  • Fold: to incorporate a lighter mixture, such as an egg white, into a heavier mixture by gently lifting from underneath with a rubber spatula or spoon

  • Puree: to finely blend and mash food to a lump free consistency

  • Reconstitute: to bring dried food back to its original consistency by adding liquid

  • Reduction sauce: a sauce that uses, the pan juices that are created from stove top cooking or oven roasting meat, fish, poultry or vegetables as its base

  • Render: to cook a food over low heat until it releases its fat

  • Sauté: French for "jump", sauté means to cook food in fat or butter until nicely browned. To dry-sauté, also called pan-grilling, is to cook food over high heat with no oil at all

  • Sear: to cook meat quickly over intense heat so as to form a crust
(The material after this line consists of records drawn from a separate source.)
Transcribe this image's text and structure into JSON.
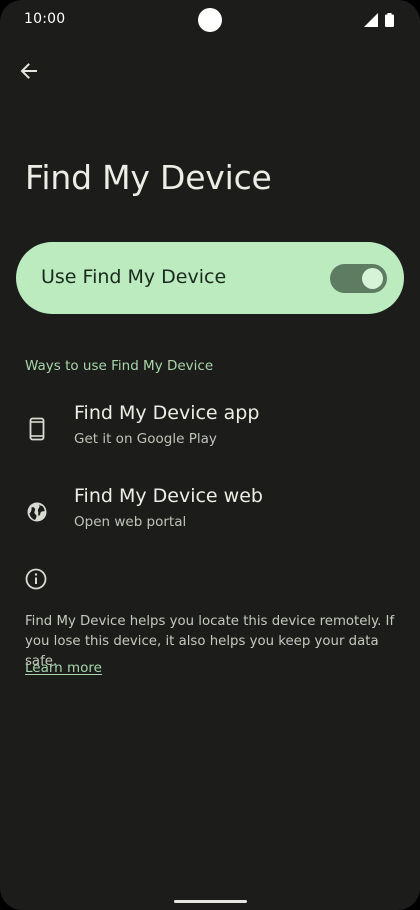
{
  "status_bar": {
    "time": "10:00",
    "icons": [
      "signal-icon",
      "battery-icon"
    ]
  },
  "header": {
    "back_icon": "arrow-back-icon",
    "title": "Find My Device"
  },
  "main_toggle": {
    "label": "Use Find My Device",
    "state": "on"
  },
  "section": {
    "header": "Ways to use Find My Device",
    "items": [
      {
        "icon": "phone-icon",
        "title": "Find My Device app",
        "subtitle": "Get it on Google Play"
      },
      {
        "icon": "globe-icon",
        "title": "Find My Device web",
        "subtitle": "Open web portal"
      }
    ]
  },
  "footer": {
    "icon": "info-icon",
    "text": "Find My Device helps you locate this device remotely. If you lose this device, it also helps you keep your data safe.",
    "link": "Learn more"
  },
  "colors": {
    "background": "#1c1d1a",
    "toggle_card": "#bcebbf",
    "switch_track": "#5e7c62",
    "accent_text": "#a8d5ab"
  }
}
  • Shuck: to peel off or remove the shell from oysters or clams or the husk from an ear of corn

  • Steam: to cook food in a closed vessel over-not in- simmering liquid
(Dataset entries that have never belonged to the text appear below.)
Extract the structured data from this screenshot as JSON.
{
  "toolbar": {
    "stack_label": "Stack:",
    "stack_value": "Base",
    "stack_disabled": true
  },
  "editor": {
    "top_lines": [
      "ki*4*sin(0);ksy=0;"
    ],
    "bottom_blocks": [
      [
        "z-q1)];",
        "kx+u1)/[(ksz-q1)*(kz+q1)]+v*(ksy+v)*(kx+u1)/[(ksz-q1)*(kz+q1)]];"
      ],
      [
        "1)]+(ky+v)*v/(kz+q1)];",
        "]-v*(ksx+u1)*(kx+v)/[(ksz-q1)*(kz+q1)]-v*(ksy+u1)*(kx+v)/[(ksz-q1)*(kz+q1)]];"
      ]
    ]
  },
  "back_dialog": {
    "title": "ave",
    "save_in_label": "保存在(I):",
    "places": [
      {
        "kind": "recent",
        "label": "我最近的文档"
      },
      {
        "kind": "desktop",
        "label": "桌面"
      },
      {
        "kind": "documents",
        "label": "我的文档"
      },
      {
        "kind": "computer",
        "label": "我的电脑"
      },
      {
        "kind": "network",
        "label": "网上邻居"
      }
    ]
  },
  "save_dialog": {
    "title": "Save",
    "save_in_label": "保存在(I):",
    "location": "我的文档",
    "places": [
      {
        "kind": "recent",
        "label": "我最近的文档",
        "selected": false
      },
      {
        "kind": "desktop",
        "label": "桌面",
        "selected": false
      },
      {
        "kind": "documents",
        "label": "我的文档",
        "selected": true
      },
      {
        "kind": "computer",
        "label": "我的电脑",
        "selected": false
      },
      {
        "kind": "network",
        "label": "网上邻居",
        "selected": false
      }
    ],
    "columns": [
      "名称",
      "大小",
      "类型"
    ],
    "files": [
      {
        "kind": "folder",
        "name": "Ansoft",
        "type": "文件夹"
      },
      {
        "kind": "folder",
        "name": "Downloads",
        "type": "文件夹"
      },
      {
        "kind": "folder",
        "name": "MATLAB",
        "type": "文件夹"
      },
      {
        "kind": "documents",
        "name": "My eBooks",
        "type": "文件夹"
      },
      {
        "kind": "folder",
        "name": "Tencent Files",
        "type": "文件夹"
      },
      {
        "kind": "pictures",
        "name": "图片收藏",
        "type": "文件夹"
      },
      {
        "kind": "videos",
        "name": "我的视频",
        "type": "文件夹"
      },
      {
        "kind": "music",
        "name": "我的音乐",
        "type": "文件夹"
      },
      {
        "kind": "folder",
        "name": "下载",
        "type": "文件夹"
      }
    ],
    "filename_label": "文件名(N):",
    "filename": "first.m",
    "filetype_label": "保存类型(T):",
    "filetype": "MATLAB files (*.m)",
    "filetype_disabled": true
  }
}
  • Steep: to soak in boiling water for a few minutes

  • Stew: to gradually cook food in liquid in a tightly covered pot or pan

  • Strain: to remove particles through liquid by pouring through a sieve or cheesecloth

And now for some food terms and their definitions:

  • Arugula: a strangely flavored type green, possessing a distinctive, hot muddiness of flavor

  • Baba ghanoush: a mixture of eggplant, tahini (definition below), olive oil, lemon juice and garlic, served as a dip or spread

  • Baguette: a long, narrow loaf of bread with a crispy crust and soft, chewy interior

  • Balsamic vinegar: vinegar made from the juice of white Trebianno grapes

  • Basmati rice: a white or brown aromatic long grain rice

  • Bok choy: cabbage that looks like oversized white celery stalks with big flat green leaves

  • Bulgur: soft wheat that has been steamed, hulled, dried and then cracked

  • currant- tiny, tart, grape-like berries that are red, white or black

  • Endive: sharp crunchy greens that come in two varieties: Belgian and curly

  • Hummus: thick puree of mashed chickpeas seasoned with tahini, garlic lemon juice and other spices

  • Kimchi: fiery cabbage, seasoned heavily with garlic and chile

  • Leeks: a member of the onion family, looks like a big fat green onion

  • Pectin: used as a thickener in jams and jellies

  • Plantain: a cooking banana, used in sautés, braising or stewing

  • Prosciutto: salt-cured, air dried ham, cut into paper thin slices for appetizers

  • Rice paper: edible paper made from rice to wrap dumplings or other Asian foods

  • Scallion: a green onion, an immature onion with a white base and long green leaves

  • Scallop: a mollusk with a creamy texture and distinctive flavor

  • Soba noodles: buckwheat noodles, brown, flat and usually served in soup

  • Tahini: creamy paste of toasted sesame seeds, used in hummus or baba ghanoush

  • Tofu: bean curd, bland custard like food made from soybeans

  • Wasabi: Japanese version of horseradish

  • Zest: the outermost colored peel of lemons, oranges and other citrus fruits



Studying cooking terms is a great way to familiarize yourself with recipes.

Learn the terms in your cookbooks and you could be studying French, Spanish, Italian, Greek, Thai or Japanese.

Cooking opens up a world of languages, taking you around the world without having to leave home.